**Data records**
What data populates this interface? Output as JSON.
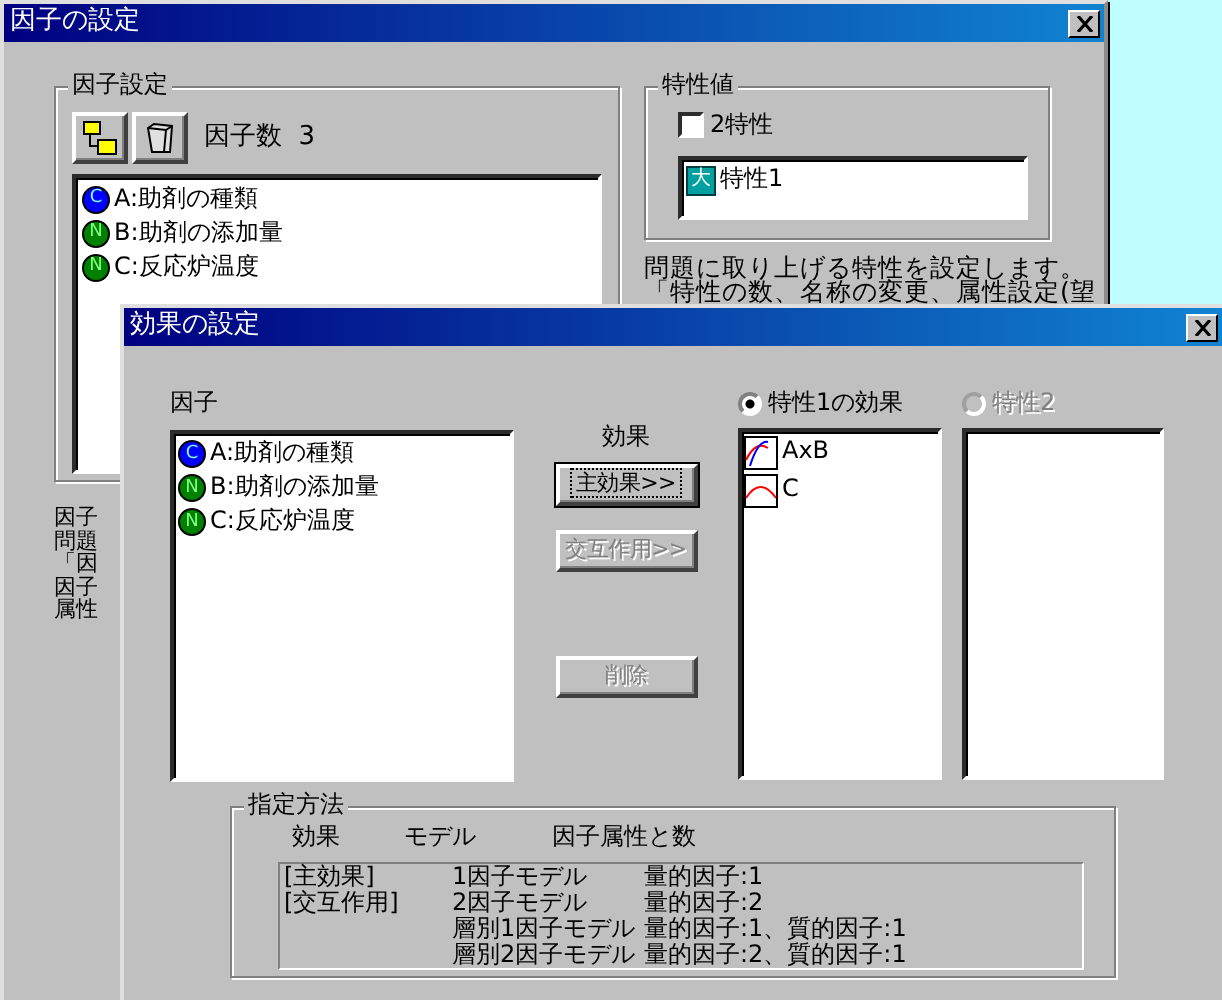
{
  "back_window": {
    "title": "因子の設定",
    "factor_group": {
      "label": "因子設定",
      "count_label": "因子数",
      "count": "3",
      "items": [
        {
          "badge": "C",
          "color": "#0000ff",
          "label": "A:助剤の種類"
        },
        {
          "badge": "N",
          "color": "#008000",
          "label": "B:助剤の添加量"
        },
        {
          "badge": "N",
          "color": "#008000",
          "label": "C:反応炉温度"
        }
      ]
    },
    "factor_help": [
      "因子",
      "問題",
      "「因",
      "因子",
      "属性"
    ],
    "trait_group": {
      "label": "特性値",
      "checkbox": {
        "label": "2特性",
        "checked": false
      },
      "items": [
        {
          "badge": "大",
          "label": "特性1"
        }
      ]
    },
    "trait_help": [
      "問題に取り上げる特性を設定します。",
      "「特性の数、名称の変更、属性設定(望"
    ]
  },
  "dialog": {
    "title": "効果の設定",
    "factor_label": "因子",
    "factors": [
      {
        "badge": "C",
        "color": "#0000ff",
        "label": "A:助剤の種類"
      },
      {
        "badge": "N",
        "color": "#008000",
        "label": "B:助剤の添加量"
      },
      {
        "badge": "N",
        "color": "#008000",
        "label": "C:反応炉温度"
      }
    ],
    "effect_label": "効果",
    "buttons": [
      {
        "label": "主効果>>",
        "disabled": false,
        "focused": true
      },
      {
        "label": "交互作用>>",
        "disabled": true,
        "focused": false
      },
      {
        "label": "削除",
        "disabled": true,
        "focused": false
      }
    ],
    "radios": [
      {
        "label": "特性1の効果",
        "selected": true,
        "disabled": false
      },
      {
        "label": "特性2",
        "selected": false,
        "disabled": true
      }
    ],
    "trait1_effects": [
      {
        "label": "AxB",
        "kind": "interaction"
      },
      {
        "label": "C",
        "kind": "main"
      }
    ],
    "method": {
      "label": "指定方法",
      "headers": [
        "効果",
        "モデル",
        "因子属性と数"
      ],
      "rows": [
        {
          "effect": "[主効果]",
          "model": "1因子モデル",
          "attributes": "量的因子:1"
        },
        {
          "effect": "[交互作用]",
          "model": "2因子モデル",
          "attributes": "量的因子:2"
        },
        {
          "model": "層別1因子モデル",
          "attributes": "量的因子:1、質的因子:1"
        },
        {
          "model": "層別2因子モデル",
          "attributes": "量的因子:2、質的因子:1"
        }
      ]
    }
  }
}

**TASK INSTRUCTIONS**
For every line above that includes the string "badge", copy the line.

**EXPECTED ANSWER**
          "badge": "C",
          "badge": "N",
          "badge": "N",
          "badge": "大",
        "badge": "C",
        "badge": "N",
        "badge": "N",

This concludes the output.